(Your goal): Compute how many lines in the data below hold the word "DNS設定を取得", then report that number with nothing else.

(Provided material):

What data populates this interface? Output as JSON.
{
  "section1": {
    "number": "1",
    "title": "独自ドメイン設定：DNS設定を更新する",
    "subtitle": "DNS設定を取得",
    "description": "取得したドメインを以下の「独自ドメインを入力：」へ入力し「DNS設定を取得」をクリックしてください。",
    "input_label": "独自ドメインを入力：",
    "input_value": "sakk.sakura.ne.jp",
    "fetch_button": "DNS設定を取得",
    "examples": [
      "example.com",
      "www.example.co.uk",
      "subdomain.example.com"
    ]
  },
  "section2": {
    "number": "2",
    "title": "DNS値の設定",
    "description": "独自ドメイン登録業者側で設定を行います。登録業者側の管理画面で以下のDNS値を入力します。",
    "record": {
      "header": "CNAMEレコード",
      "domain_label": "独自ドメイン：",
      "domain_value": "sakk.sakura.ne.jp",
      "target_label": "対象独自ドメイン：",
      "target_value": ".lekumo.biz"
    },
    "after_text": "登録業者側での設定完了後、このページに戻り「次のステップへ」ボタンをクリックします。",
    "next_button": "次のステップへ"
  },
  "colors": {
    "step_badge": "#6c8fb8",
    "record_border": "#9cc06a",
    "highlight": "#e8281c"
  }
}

(Result for this task): 3